Samsung's latest Galaxy S6 smartphones helped the company gain market share since their April debut, becoming the third best-selling phone in the U.S.
Android smartphones gained 2.9 percentage points of market share in the United States
in the three months ending May 31, helping Android-powered devices grab 64.9 percent of the U.S. market so far this year, according to the latest figures from research firm Kantar Worldpanel Com Tech.
At the same time, Android market share fell in Europe by 2.9 percentage points compared with the same period one year ago, where it is not showing the improvement being seen in the U.S., according to Kantar's research, which was released on June 30. Europe's five largest markets are Great Britain, Germany, France, Italy and Spain.
The upswing in U.S. Android sales comes since Samsung's release of its latest Galaxy S6 and Galaxy S6 Edge smartphones, which were aimed to take on the latest Apple iPhone 6 and iPhone 6 Plus smartphones that have been reaping huge sales since their introduction in September 2014.
"The first full month of sales of the Galaxy S6 allowed Samsung to regain the market lead in the U.S. and grow its share of Android sales from 52 percent in the three months ending in April to 55 percent for the three months ending in May," Carolina Milanesi, chief of research at Kantar Worldpanel, said in a statement. "Samsung's share of the U.S. smartphone market grew period-over-period, as the Galaxy S6 became the third best-selling smartphone in the U.S., after the iPhone 6 and the Galaxy S5."
In addition, the latest figures show that Samsung's year-over-year performance also improved, according to Milanesi, with the company's U.S. market share now down by 0.5 percentage points compared with a 1.6 percentage point drop in the three months ending in April.
The rise in Android market share was also helped along by sales of phones by LG, wrote Milanesi, while "the momentum of iOS slowed as share declined, both period-over-period and year-over-year." LG showed an Android phone market share increase that was almost double its share of the U.S. smartphone market since 2014, she wrote.
"Other tier-one Android players, such as HTC and Motorola, had a more difficult period, with their share decreasing both year-over-year and period-over-period, raising hopes for competitors—such as Huawei and Sony, who have yet to wow U.S. consumers—that share could be up for grabs," wrote Milanesi.

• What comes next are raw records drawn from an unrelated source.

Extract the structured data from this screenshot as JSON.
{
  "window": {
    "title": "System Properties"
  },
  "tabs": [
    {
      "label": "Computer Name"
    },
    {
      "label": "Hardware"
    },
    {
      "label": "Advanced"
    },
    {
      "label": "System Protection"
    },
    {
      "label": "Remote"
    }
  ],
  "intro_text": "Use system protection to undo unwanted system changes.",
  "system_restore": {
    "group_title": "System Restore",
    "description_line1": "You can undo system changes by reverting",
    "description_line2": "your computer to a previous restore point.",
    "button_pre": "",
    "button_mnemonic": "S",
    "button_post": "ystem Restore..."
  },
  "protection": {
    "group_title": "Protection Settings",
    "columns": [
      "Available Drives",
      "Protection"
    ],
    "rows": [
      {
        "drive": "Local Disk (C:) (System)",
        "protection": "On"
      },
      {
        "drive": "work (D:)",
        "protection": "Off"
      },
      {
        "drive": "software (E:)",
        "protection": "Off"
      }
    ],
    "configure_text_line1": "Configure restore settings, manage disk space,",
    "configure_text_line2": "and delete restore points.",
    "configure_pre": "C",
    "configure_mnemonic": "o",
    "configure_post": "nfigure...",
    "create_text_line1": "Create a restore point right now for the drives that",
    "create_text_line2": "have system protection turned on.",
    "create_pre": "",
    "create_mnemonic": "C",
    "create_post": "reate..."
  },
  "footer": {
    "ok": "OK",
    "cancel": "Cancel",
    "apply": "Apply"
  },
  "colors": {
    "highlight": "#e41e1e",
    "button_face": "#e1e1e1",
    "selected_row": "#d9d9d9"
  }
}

Meanwhile, in Europe demand for the latest iPhone 6 models remained strong, according to Kantar's research.
"Britain remains the iOS stronghold, forcing Android vendors to rely more on winning customers from Apple than from other Android players," Dominic Sunnebo, business unit director at Kantar Worldpanel ComTech Europe, said in a statement. "In the three months ending in May, only 5 percent of new Android buyers came from Apple, compared to 11 percent for the same period in 2014."

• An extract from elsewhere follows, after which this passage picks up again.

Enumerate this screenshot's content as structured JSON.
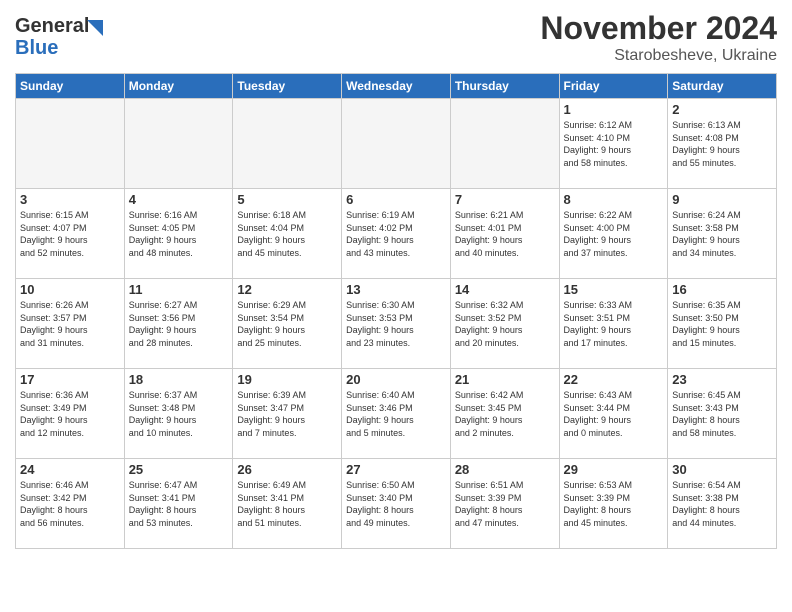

The Samsung Galaxy S6 and S6 Edge smartphones went on sale in 20 countries, including in the United States, on April 10 to help the company battle against Apple's iPhone 6 and iPhone 6 Plus handsets. The Galaxy S6 Edge is a flashier model that features a bright display that wraps around both sides of the handset. Both S6 models include an all-metal chassis; a 5.1-inch, quad HD Super AMOLED display; and strong Corning Gorilla Glass 4 on both the front display and rear panel of the phones. Both new Galaxy S6 models also include Samsung's latest 14nm technology, 64-bit Exynos 7 processors, which have eight cores and use less power while providing higher performance.
Growing sales of the latest Galaxy phones is very important for Samsung, which continues to battle its way out of a slump caused by cheap smartphones from China and the release of the new and improved iPhone 6 models from Apple. Samsung has been losing market share and revenue to its rivals and is already in the midst of plans to pare back its model line and cut production costs to better compete, according to earlier eWEEK

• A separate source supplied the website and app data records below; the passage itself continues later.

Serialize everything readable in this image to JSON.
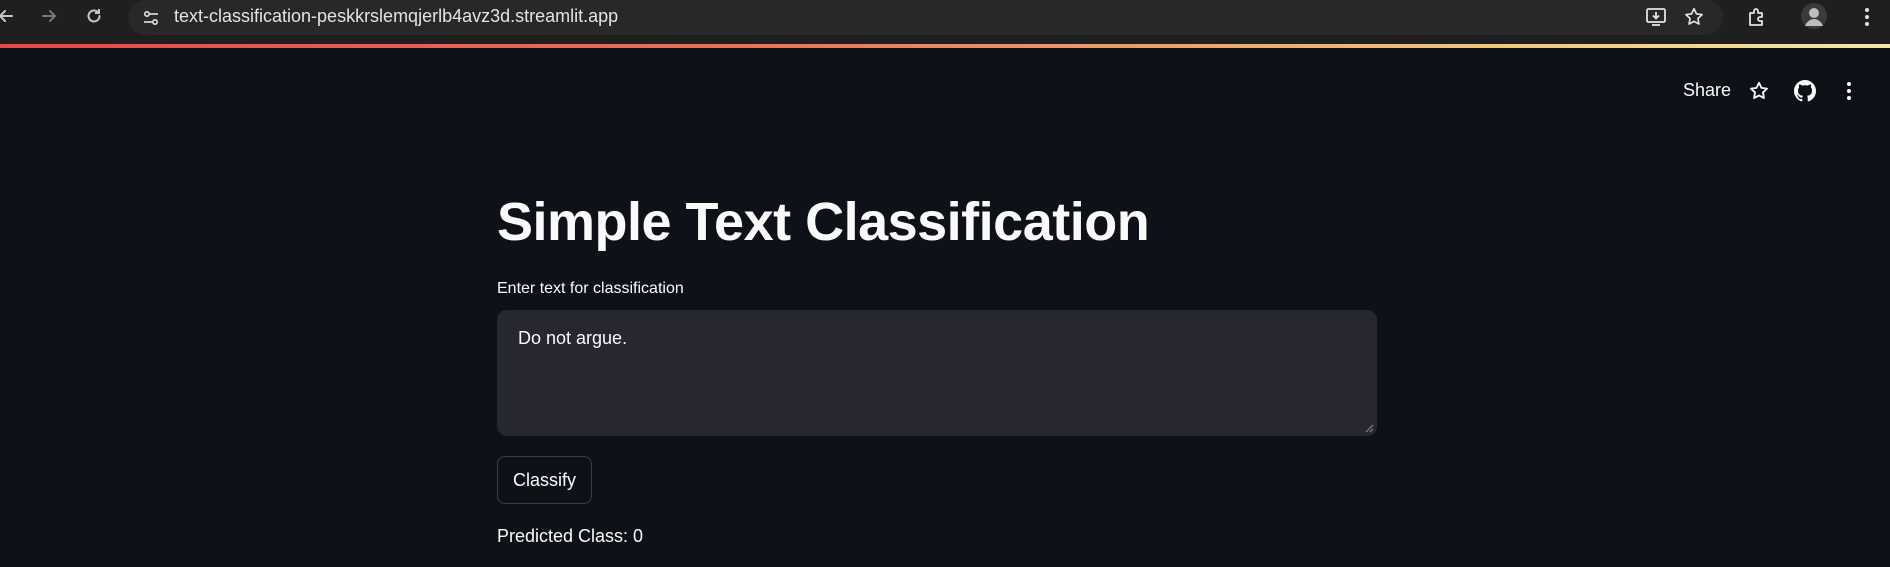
{
  "browser": {
    "url": "text-classification-peskkrslemqjerlb4avz3d.streamlit.app",
    "back_icon": "arrow-left-icon",
    "forward_icon": "arrow-right-icon",
    "reload_icon": "reload-icon"
  },
  "toolbar": {
    "share_label": "Share",
    "star_icon": "star-icon",
    "github_icon": "github-icon",
    "menu_icon": "vertical-dots-icon"
  },
  "main": {
    "title": "Simple Text Classification",
    "input_label": "Enter text for classification",
    "input_value": "Do not argue.",
    "classify_label": "Classify",
    "prediction_text": "Predicted Class: 0"
  },
  "colors": {
    "background": "#0e1117",
    "input_bg": "#262730",
    "text": "#fafafa",
    "accent_gradient_start": "#e24a4a",
    "accent_gradient_end": "#f5e6a8"
  }
}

In late April, Samsung reported a $4.63 billion net profit for the first quarter of 2015, which is down 39 percent from the same quarter one year ago when the company had a $7.04 billion net profit. For the South Korean smartphone and electronics maker, it's been a disappointing trend downward that's been repeated often over the last several years. Revenue was also down for Samsung in Q1 at $43.8 billion, compared with $49.9 billion for the same quarter one year ago.
Samsung's Q1 figures do not yet include sales of the new Galaxy S6 phones, which will be reflected in the second-quarter earnings report.